will eventually come back. If you see those in your instrument count on problems.
They are easily identified by the very unique profile on the short end.

Check on TekWiki here: https://w140.com/tekwiki/wiki/Bad_TI_IC_sockets

My three pictures at the bottom show it while the larger picture shows what I would not generally consider bad.

/Håkan


Richard Peterson
 

Quick update to close the loop. I went through the components related to the NE555 timer and concluded that it was, indeed, a dead IC. I injected a 20.48 kHz signal at the output of the NE555 and the display came to life. I replaced the IC and its working great. Calibration was pretty much spot on as far as i can tell with my limited testing. Thanks again for all the feedback. Another TM504 lives along with the PS503A, FG502 and of course the DM502 that came with it. The fourth slot has a storage box that had an unused temperature probe & manual and a variety of test leads, banana jumpers and some odd push-in BNC jumpers with molded plastic ends that fit into a female BNC and will accept a male BNC on the back side of the plug. Looks great along side the TM503 . . .

Rich


Tom Lee
 

Glad it was something so simple and cheap to fix -- just a 555 instead of some left-handed unobtainium hydroxide.

-- Cheers,
Tom

--
Prof. Thomas H. Lee
Allen Ctr., Rm. 205
350 Jane Stanford Way
Stanford University
Stanford, CA 94305-4070
http://www-smirc.stanford.edu
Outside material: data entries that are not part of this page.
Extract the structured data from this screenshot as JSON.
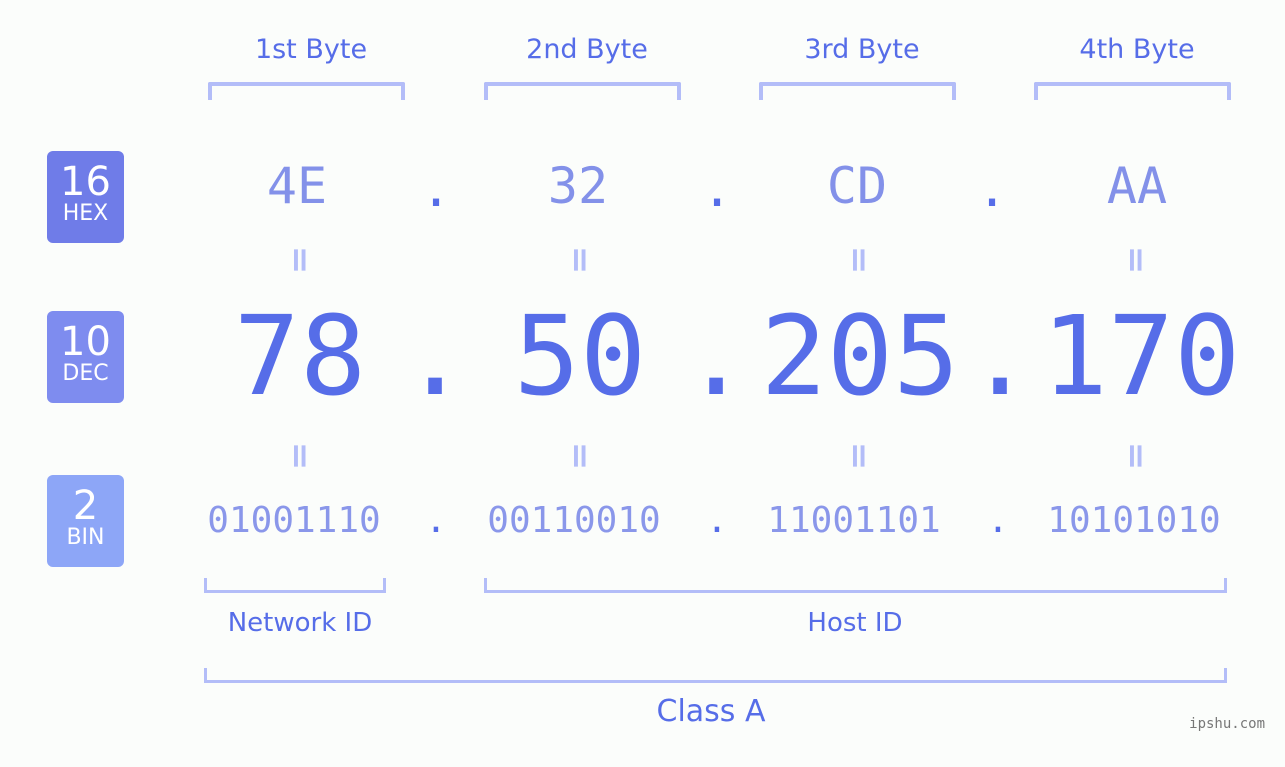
{
  "ip": {
    "dotted_decimal": "78.50.205.170",
    "byte_labels": [
      "1st Byte",
      "2nd Byte",
      "3rd Byte",
      "4th Byte"
    ],
    "hex": [
      "4E",
      "32",
      "CD",
      "AA"
    ],
    "dec": [
      "78",
      "50",
      "205",
      "170"
    ],
    "bin": [
      "01001110",
      "00110010",
      "11001101",
      "10101010"
    ],
    "separator": ".",
    "equals": "="
  },
  "badges": {
    "hex": {
      "number": "16",
      "label": "HEX",
      "color": "#6f7ce8"
    },
    "dec": {
      "number": "10",
      "label": "DEC",
      "color": "#7e8cef"
    },
    "bin": {
      "number": "2",
      "label": "BIN",
      "color": "#8da6f7"
    }
  },
  "segments": {
    "network_id": "Network ID",
    "host_id": "Host ID",
    "class": "Class A"
  },
  "colors": {
    "primary": "#566de8",
    "hex_text": "#8391e9",
    "bin_text": "#8a97ea",
    "bracket": "#b3bdf8",
    "background": "#fbfdfb"
  },
  "watermark": "ipshu.com"
}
On 7/26/2021 19:36, Richard Peterson wrote:
Quick update to close the loop. I went through the components related to the NE555 timer and concluded that it was, indeed, a dead IC. I injected a 20.48 kHz signal at the output of the NE555 and the display came to life. I replaced the IC and its working great. Calibration was pretty much spot on as far as i can tell with my limited testing. Thanks again for all the feedback. Another TM504 lives along with the PS503A, FG502 and of course the DM502 that came with it. The fourth slot has a storage box that had an unused temperature probe & manual and a variety of test leads, banana jumpers and some odd push-in BNC jumpers with molded plastic ends that fit into a female BNC and will accept a male BNC on the back side of the plug. Looks great along side the TM503 . . .

Rich